Secustream Skirts DRM Debate
Telenor's security arm, Conax AS , announced today that it's in an agreement to acquire Secustream Technologies AS . Terms weren't disclosed, but, considering Secustream has just seven people and raised $1 million in investments, it probably didn't break the Conax bank account. (See Conax Buys Secustream.)
Conax sells conditional access products for digital TV providers. (See Who Makes What: IP Video Systems.)
Founded in 2006 and built with only a $1 million investment from ProVenture AS , Secustream comes from a research project at the Norwegian University of Science and Technology (NTNU) .
"It started with an invention focused on gaming," says Gisle Østereng, Secustream's CEØ. "The problem when you're gaming online is that there's lots of cheating -- people building their own weapons."
Secustream's idea, crafted by a professor and a PhD student, was to reassign security keys to the online connection every second. Any attempt to intercept the key exchange would be a telltale sign of someone trying to hack the system.
Extending the idea to video, Secustream provides client- and server-side software that swaps keys continually, sending them on a low-bandwidth connection separate from the video itself. Secustream then watches for hacking attempts, ending the transmission if anything untoward is detected. "We give a kind of shield around the [media] player, so if the player is modified, we know about it," Østereng says.
The client software talks to Secustream servers in the TV operator's network. The client side costs $5 to $7, while the servers run $20,000 to $60,000 each, depending on the number of end users.
Secustream is pitching its technology as a way to thwart unauthorized copying of videos. Østereng admits the startup is trying to play off DRM's bad reputation. "People tend to hate DRM, because when they buy music legally, they are not allowed to share it between their own devices," he says.
Secustream has one customer announced: Norway's SnapTV Ltd. (See SecuStream, SnapTV Team.)

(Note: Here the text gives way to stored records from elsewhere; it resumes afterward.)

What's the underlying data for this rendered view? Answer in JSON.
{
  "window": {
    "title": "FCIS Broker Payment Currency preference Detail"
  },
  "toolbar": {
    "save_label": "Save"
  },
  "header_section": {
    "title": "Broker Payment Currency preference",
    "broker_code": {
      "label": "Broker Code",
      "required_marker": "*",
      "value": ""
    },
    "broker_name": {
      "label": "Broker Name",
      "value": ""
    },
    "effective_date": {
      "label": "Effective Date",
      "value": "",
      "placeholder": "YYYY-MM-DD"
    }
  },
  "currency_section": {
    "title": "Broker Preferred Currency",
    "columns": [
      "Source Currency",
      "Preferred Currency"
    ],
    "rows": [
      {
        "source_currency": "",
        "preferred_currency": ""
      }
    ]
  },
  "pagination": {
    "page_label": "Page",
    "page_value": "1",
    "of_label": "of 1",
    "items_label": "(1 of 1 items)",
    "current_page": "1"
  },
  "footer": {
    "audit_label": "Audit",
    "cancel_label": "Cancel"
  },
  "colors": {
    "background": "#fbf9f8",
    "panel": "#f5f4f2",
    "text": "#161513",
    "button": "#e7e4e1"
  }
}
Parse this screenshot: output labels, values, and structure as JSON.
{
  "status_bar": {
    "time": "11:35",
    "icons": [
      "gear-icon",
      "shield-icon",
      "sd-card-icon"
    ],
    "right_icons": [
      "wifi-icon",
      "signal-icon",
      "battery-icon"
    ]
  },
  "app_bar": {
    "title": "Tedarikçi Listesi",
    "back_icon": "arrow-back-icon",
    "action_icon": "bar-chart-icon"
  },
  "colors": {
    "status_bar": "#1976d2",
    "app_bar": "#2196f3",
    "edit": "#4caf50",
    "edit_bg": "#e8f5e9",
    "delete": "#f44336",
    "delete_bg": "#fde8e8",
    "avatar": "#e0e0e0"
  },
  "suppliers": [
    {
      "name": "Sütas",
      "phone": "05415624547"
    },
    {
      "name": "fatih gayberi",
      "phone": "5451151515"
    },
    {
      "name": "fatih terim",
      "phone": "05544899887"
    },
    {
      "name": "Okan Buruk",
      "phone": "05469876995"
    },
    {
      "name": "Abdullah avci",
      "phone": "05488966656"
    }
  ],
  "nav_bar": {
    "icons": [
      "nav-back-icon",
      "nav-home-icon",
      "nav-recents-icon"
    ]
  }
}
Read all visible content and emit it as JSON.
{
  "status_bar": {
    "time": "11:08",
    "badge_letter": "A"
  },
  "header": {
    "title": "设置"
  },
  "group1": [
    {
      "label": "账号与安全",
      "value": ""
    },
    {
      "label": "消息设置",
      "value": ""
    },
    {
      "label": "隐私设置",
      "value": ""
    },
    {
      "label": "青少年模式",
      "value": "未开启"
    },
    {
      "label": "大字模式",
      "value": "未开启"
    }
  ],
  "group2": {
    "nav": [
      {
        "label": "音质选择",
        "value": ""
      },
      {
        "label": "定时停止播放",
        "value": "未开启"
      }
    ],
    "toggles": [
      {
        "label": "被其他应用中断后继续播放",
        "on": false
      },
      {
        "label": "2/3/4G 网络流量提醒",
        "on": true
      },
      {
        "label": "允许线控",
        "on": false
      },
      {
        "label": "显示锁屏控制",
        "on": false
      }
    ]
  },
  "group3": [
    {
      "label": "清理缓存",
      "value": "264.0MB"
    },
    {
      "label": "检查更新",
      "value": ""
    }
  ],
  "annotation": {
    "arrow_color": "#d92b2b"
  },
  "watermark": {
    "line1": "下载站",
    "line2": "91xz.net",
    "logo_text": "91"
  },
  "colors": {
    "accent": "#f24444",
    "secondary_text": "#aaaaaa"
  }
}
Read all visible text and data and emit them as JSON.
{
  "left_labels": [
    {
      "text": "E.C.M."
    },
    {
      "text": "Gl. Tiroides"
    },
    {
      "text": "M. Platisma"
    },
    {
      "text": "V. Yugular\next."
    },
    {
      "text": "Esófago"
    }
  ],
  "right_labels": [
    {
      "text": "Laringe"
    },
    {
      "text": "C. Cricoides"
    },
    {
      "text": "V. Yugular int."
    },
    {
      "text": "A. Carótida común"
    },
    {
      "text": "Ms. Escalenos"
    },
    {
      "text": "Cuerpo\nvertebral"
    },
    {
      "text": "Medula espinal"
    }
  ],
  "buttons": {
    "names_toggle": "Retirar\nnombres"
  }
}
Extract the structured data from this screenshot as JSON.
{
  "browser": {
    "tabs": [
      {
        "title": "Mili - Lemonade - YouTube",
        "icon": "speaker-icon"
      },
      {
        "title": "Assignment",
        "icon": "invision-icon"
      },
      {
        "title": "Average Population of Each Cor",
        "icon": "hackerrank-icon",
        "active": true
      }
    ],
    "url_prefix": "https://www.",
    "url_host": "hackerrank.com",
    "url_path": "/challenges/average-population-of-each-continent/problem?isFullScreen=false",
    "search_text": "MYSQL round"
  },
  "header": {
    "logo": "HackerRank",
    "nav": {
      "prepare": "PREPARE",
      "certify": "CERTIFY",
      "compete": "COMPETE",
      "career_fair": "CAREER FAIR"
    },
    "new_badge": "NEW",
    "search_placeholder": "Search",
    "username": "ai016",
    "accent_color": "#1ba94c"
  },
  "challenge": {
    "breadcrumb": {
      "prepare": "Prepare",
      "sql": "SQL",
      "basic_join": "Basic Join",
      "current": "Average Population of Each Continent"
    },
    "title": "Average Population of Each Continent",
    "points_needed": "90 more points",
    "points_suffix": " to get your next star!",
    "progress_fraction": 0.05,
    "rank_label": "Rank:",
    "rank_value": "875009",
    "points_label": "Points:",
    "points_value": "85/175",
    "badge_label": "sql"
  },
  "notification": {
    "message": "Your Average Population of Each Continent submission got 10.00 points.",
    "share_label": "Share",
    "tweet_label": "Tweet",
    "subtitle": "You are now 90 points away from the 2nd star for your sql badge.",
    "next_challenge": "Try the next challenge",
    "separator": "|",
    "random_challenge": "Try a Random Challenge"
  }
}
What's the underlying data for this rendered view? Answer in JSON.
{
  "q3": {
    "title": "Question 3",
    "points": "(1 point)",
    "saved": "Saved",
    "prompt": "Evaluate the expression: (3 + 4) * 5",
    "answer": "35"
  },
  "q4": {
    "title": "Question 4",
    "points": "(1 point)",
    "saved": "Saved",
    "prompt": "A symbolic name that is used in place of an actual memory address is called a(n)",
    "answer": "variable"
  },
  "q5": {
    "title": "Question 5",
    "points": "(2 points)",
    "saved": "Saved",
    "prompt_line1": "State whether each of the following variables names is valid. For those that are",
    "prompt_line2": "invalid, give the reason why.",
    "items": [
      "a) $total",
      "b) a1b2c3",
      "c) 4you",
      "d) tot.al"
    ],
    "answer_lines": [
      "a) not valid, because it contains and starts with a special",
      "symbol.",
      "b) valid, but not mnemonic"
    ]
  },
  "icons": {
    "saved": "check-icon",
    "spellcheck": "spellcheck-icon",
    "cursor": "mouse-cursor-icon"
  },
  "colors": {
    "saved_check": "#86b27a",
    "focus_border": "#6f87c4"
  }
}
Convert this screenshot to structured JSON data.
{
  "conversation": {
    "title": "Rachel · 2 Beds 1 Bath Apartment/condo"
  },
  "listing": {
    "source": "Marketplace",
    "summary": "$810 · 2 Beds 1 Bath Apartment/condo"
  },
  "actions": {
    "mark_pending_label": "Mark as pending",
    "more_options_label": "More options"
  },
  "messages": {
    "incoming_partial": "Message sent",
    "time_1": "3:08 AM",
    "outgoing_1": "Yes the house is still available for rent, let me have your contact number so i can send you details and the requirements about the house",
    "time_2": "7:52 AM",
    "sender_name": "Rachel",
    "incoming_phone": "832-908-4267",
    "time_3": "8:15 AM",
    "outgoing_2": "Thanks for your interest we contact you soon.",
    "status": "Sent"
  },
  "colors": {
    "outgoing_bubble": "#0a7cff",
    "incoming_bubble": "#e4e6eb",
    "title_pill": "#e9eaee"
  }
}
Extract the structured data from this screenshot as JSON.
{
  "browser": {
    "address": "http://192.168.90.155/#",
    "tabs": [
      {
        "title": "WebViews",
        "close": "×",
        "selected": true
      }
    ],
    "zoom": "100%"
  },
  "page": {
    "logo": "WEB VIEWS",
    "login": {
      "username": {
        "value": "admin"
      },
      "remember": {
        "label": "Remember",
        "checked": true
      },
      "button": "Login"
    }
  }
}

Østereng claims he's got a shot at Hollywood, too, because studios told him they'd be interested if Secustream could get its technology approved by Telcordia Technologies Inc. -- something that came about in March.
— Craig Matsumoto, West Coast Editor, Light Reading